The Hebrew University of Jerusalem is located in Jerusalem, Israel, and is one of the oldest universities in Israel, founded in 1918 and officially opened in 1925.[1] The Hebrew University of Jerusalem is Israel's leading research institution and officially ranked as one of the 100 top universities in the world.[2] The Hebrew University of Jerusalem further produces a third of Israel's civilian research and is ranked 12th worldwide in biotechnology patent filing and commercial development.[3] The Hebrew University of Jerusalem boasts 6 campuses, 7 faculties, 14 schools, 23,000 students, 1,000 senior faculty members, 1 Fields Medal in Mathematics winner, and 8 Nobel Prize winners. Among its founders include Albert Einstein, Martin Buber, Chaim Nahman Bialik, and Chaim Weizmann.

Awards

Fields Medal in Mathematics

Elon Lindenstrauss of the Hebrew University of Jerusalem received the Fields Medal in Mathematics in 2010,[4] an award that is regarded as the equivalent of a Nobel Prize. Lindenstrauss was the worlds first Israeli to ever receive this prestigious award,[5] and he received it for his "for his achievements in the area of measure rigidity in ergodic theory and their applications to number theory."[6]

Nobel Prize

Eight members of the Hebrew University of Jerusalem have received a Nobel Prize.

Albert Einstein, one of the most prestigious and well-known scientists to ever live, was the first member of the Hebrew University of Jerusalem to ever receive a Nobel Prize. Einstein received his Nobel Prize in 1921 "for his contribution to theoretical physics, and especially for his discovery of the law of the photoelectric effect."[7]

Roger D. Kornberg of the Hebrew University of Jerusalem won the Nobel Prize in Chemistry in 2006 "for his studies of the molecular basis of eukaryotic transcription."[8] Kornberg has helped in pioneering the research of the structural biology of macromolecules and our understanding of the basic processes of life.

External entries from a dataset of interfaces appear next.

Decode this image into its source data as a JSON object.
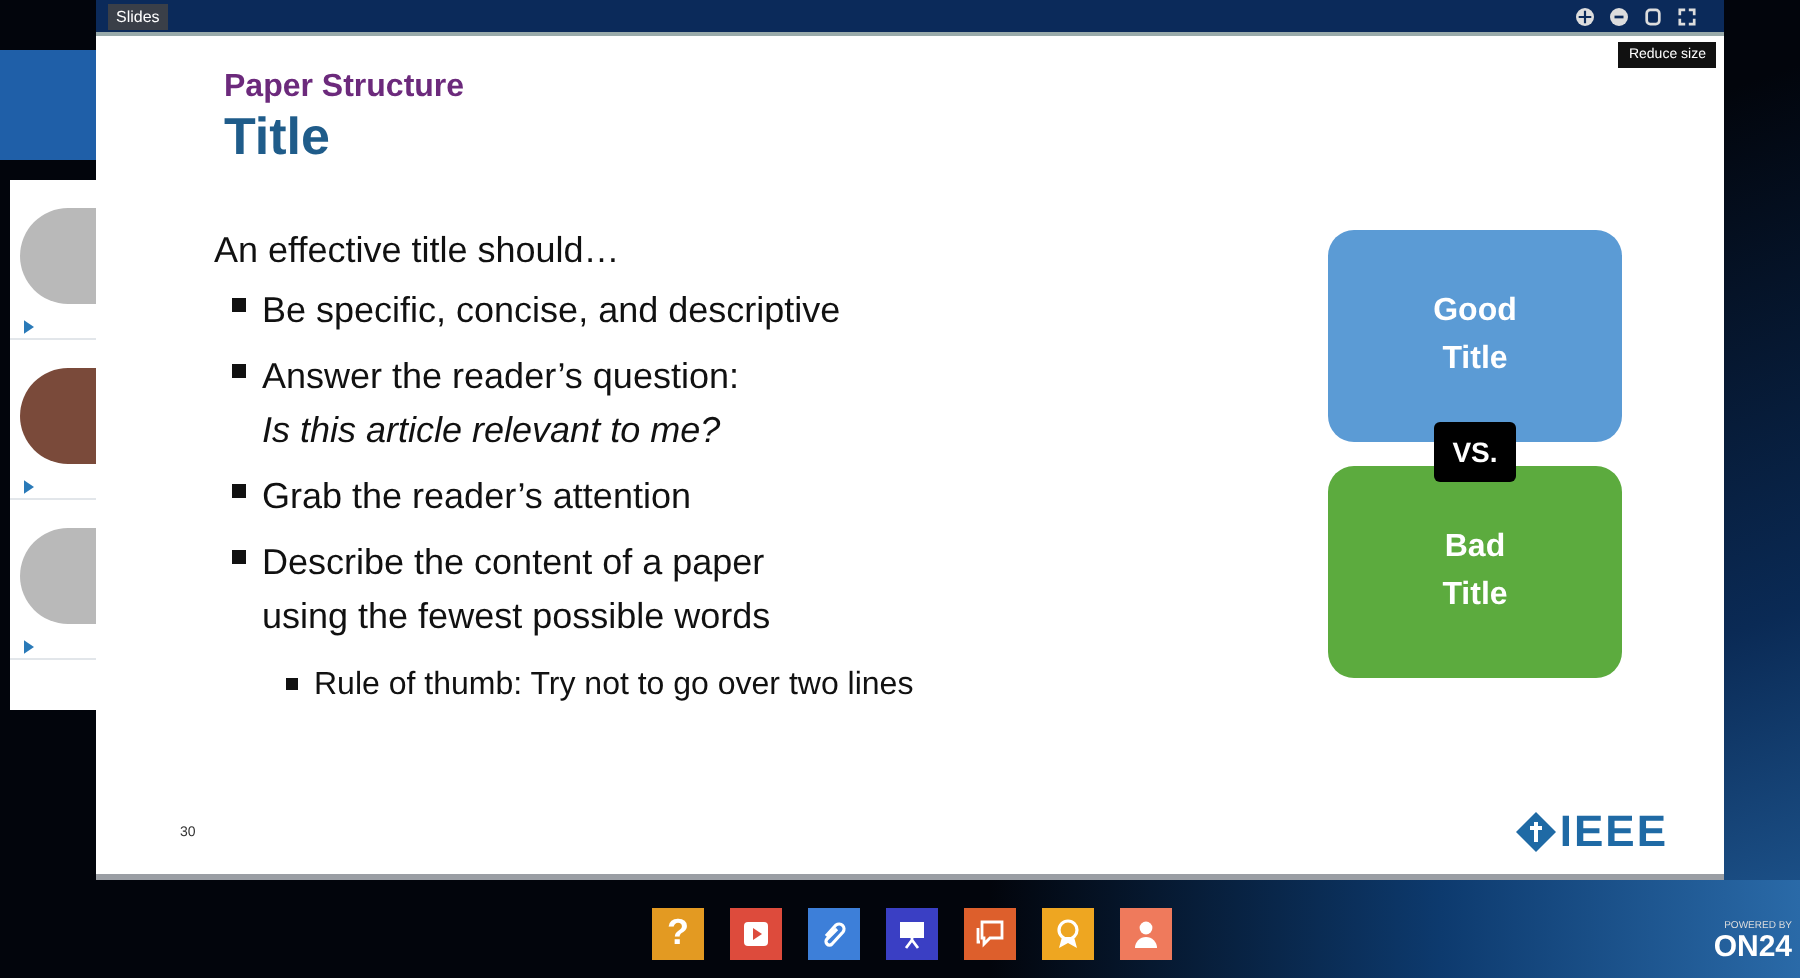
{
  "window": {
    "title": "Slides",
    "tooltip": "Reduce size"
  },
  "slide": {
    "section": "Paper Structure",
    "title": "Title",
    "intro": "An effective title should…",
    "bullets": [
      {
        "lines": [
          "Be specific, concise, and descriptive"
        ]
      },
      {
        "lines": [
          "Answer the reader’s question:"
        ],
        "question": "Is this article relevant to me?"
      },
      {
        "lines": [
          "Grab the reader’s attention"
        ]
      },
      {
        "lines": [
          "Describe the content of a paper",
          "using the fewest possible words"
        ],
        "children": [
          {
            "lines": [
              "Rule of thumb: Try not to go over two lines"
            ]
          }
        ]
      }
    ],
    "comparison": {
      "good": [
        "Good",
        "Title"
      ],
      "versus": "VS.",
      "bad": [
        "Bad",
        "Title"
      ]
    },
    "page_number": "30",
    "logo": "IEEE"
  },
  "toolbar": [
    {
      "kind": "help",
      "label": "?",
      "color": "#e39a22"
    },
    {
      "kind": "media",
      "color": "#dd4b3c"
    },
    {
      "kind": "resources",
      "color": "#3d7fd9"
    },
    {
      "kind": "slides",
      "color": "#3a3fc4"
    },
    {
      "kind": "qa",
      "color": "#dd5f2c"
    },
    {
      "kind": "certificate",
      "color": "#eea621"
    },
    {
      "kind": "speaker",
      "color": "#ef7a5c"
    }
  ],
  "brand": {
    "powered": "POWERED BY",
    "name": "ON24"
  }
}
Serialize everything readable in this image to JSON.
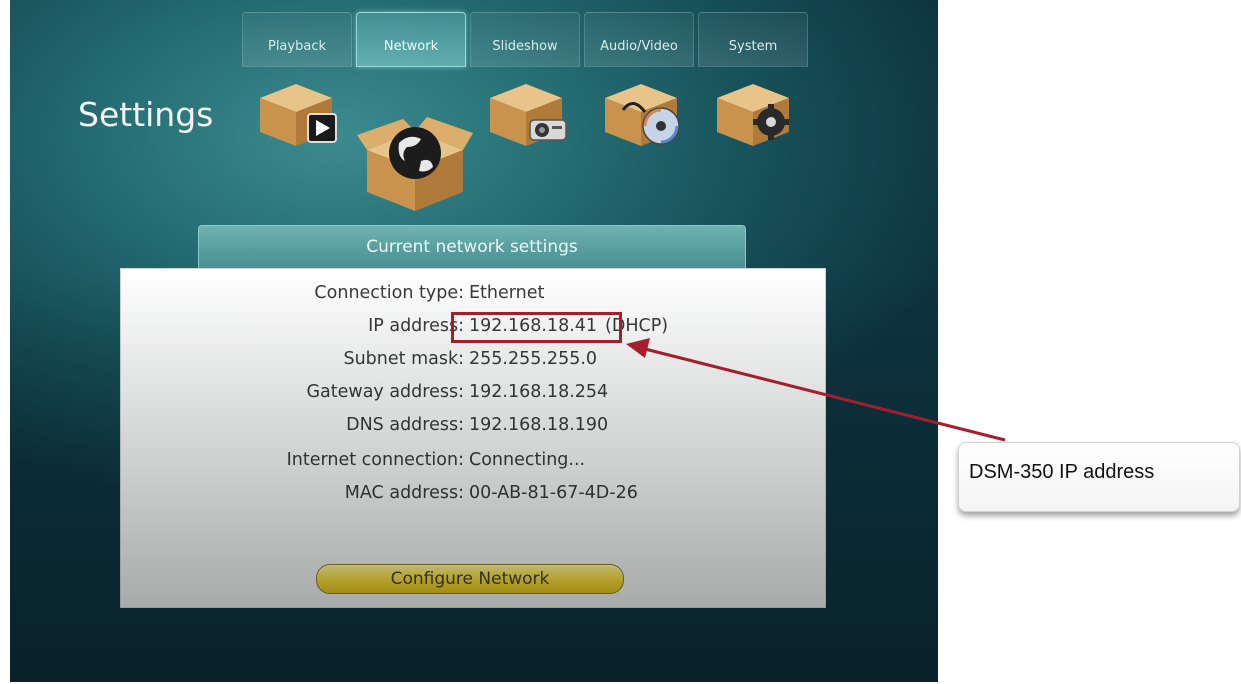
{
  "screen": {
    "title": "Settings",
    "tabs": [
      {
        "label": "Playback",
        "icon": "playback-box-icon",
        "active": false
      },
      {
        "label": "Network",
        "icon": "network-box-icon",
        "active": true
      },
      {
        "label": "Slideshow",
        "icon": "slideshow-box-icon",
        "active": false
      },
      {
        "label": "Audio/Video",
        "icon": "audio-video-box-icon",
        "active": false
      },
      {
        "label": "System",
        "icon": "system-box-icon",
        "active": false
      }
    ],
    "panel_title": "Current network settings",
    "fields": [
      {
        "label": "Connection type:",
        "value": "Ethernet"
      },
      {
        "label": "IP address:",
        "value": "192.168.18.41",
        "suffix": "(DHCP)"
      },
      {
        "label": "Subnet mask:",
        "value": "255.255.255.0"
      },
      {
        "label": "Gateway address:",
        "value": "192.168.18.254"
      },
      {
        "label": "DNS address:",
        "value": "192.168.18.190"
      },
      {
        "label": "Internet connection:",
        "value": "Connecting..."
      },
      {
        "label": "MAC address:",
        "value": "00-AB-81-67-4D-26"
      }
    ],
    "configure_button": "Configure Network"
  },
  "annotation": {
    "callout_text": "DSM-350 IP address",
    "highlight_color": "#a71e2b"
  },
  "colors": {
    "background_teal": "#256e74",
    "button_yellow": "#f1d838",
    "annotation_red": "#a71e2b"
  }
}
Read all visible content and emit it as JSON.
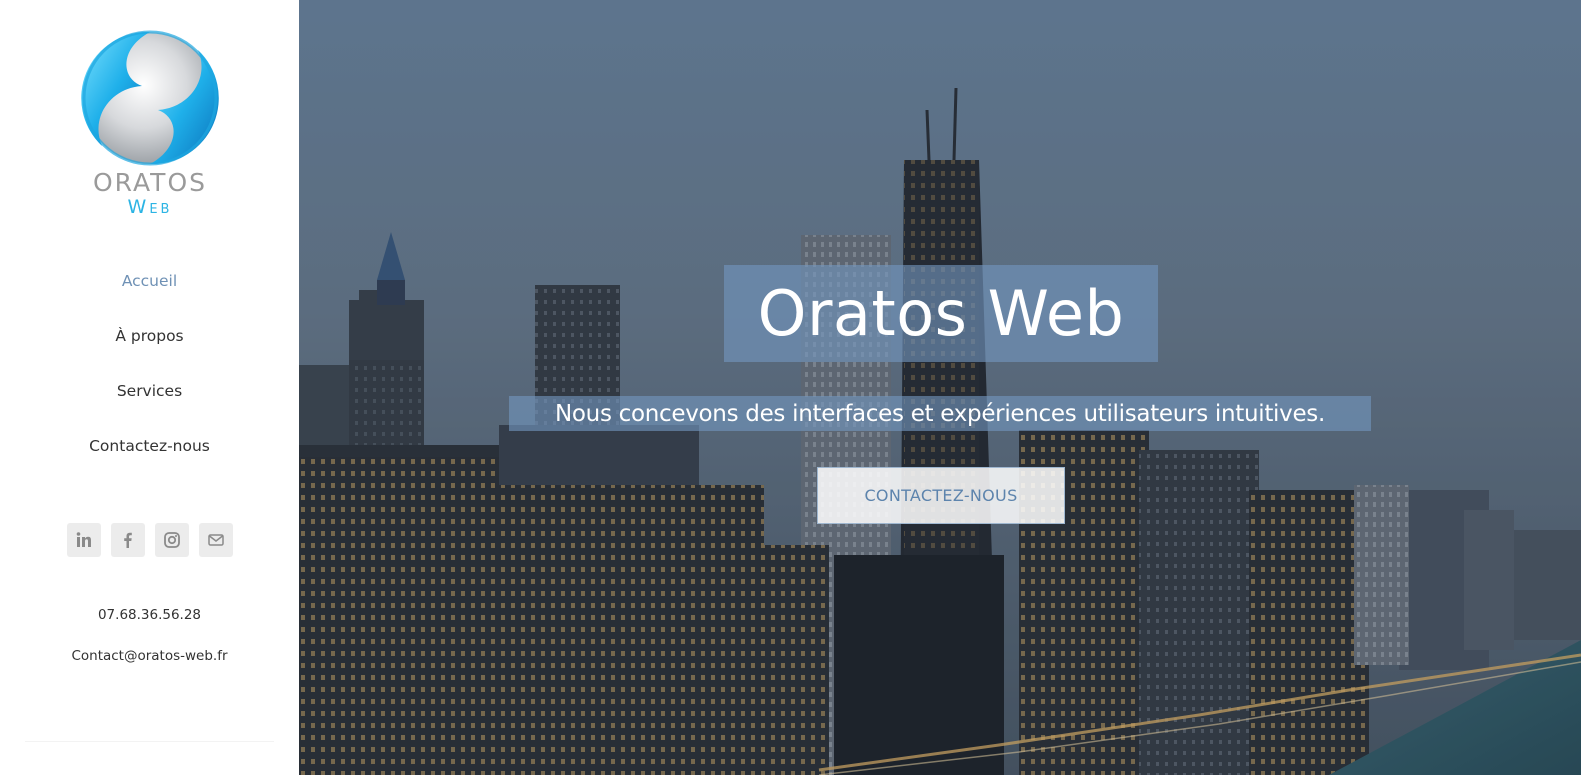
{
  "brand": {
    "logo_line1": "ORATOS",
    "logo_line2": "Web",
    "colors": {
      "logo_blue": "#2cb4e4",
      "logo_gray": "#9a9a9a",
      "accent": "#6f91b5"
    }
  },
  "nav": {
    "items": [
      {
        "label": "Accueil",
        "active": true
      },
      {
        "label": "À propos",
        "active": false
      },
      {
        "label": "Services",
        "active": false
      },
      {
        "label": "Contactez-nous",
        "active": false
      }
    ]
  },
  "social": {
    "icons": [
      "linkedin-icon",
      "facebook-icon",
      "instagram-icon",
      "mail-icon"
    ]
  },
  "contact": {
    "phone": "07.68.36.56.28",
    "email": "Contact@oratos-web.fr"
  },
  "hero": {
    "title": "Oratos Web",
    "subtitle": "Nous concevons des interfaces et expériences utilisateurs intuitives.",
    "cta_label": "CONTACTEZ-NOUS"
  }
}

Aaron Ciechanover of the Hebrew University of Jerusalem received the Nobel Prize in Chemistry in 2004 "for the discovery of ubiquitin-mediated protein degradation."[9] He received the prize along with Prof. Avram Hershko, and his American Colleague Prof. Irwin Rose. Ciechanover has made significant contributions to understanding of the mechanisms of intracellular processes.

Daniel Kahneman of the Hebrew University of Jerusalem received the Nobel Prize in Economics in 2002 "for having integrated insights from psychological research into economic science, especially concerning human judgment and decision-making under uncertainty."[10]

Ada E. Yonath of the Hebrew University of Jerusalem received the Nobel Prize in Chemistry in 2009 "for having described the structure of the ribosome, the body which produces protein in the cell."[11]

Avram Hershko of the Hebrew University of Jerusalem received the Nobel Prize in Chemistry in 2004, alongside Aaron Ciechanover, "for the discovery of ubiquitin-mediated protein degradation."[12] Alongside tboth Ciechanover and Hershko, Irwin Rose was also one of the three collaborators who also received the Nobel Prize in Chemistry in 2004 with them.

David J. Gross of the Hebrew University of Jerusalem won the Nobel Prize in Chemistry in 2004 "for the discovery of asymptotic freedom in the theory of the strong interaction, the force operating between quarks."[13]

Robert J. Aumann of the Hebrew University of Jerusalem won the Nobel prize in Economics in 2005 "for having enhanced the understanding of conflict and cooperation through game-theory analysis."[14]

Other Awards

13 members of the Hebrew University of Jerusalem have won the WOLF Prize,[15] 33 members of the Hebrew University of Jerusalem have won the EMET Prize,[16] 90 members of the Hebrew University of Jerusalem have won the Rothschild Prize,[17] and more than 250 members of the Hebrew University of Jerusalem have won the Israel Prize.[18]

References

External links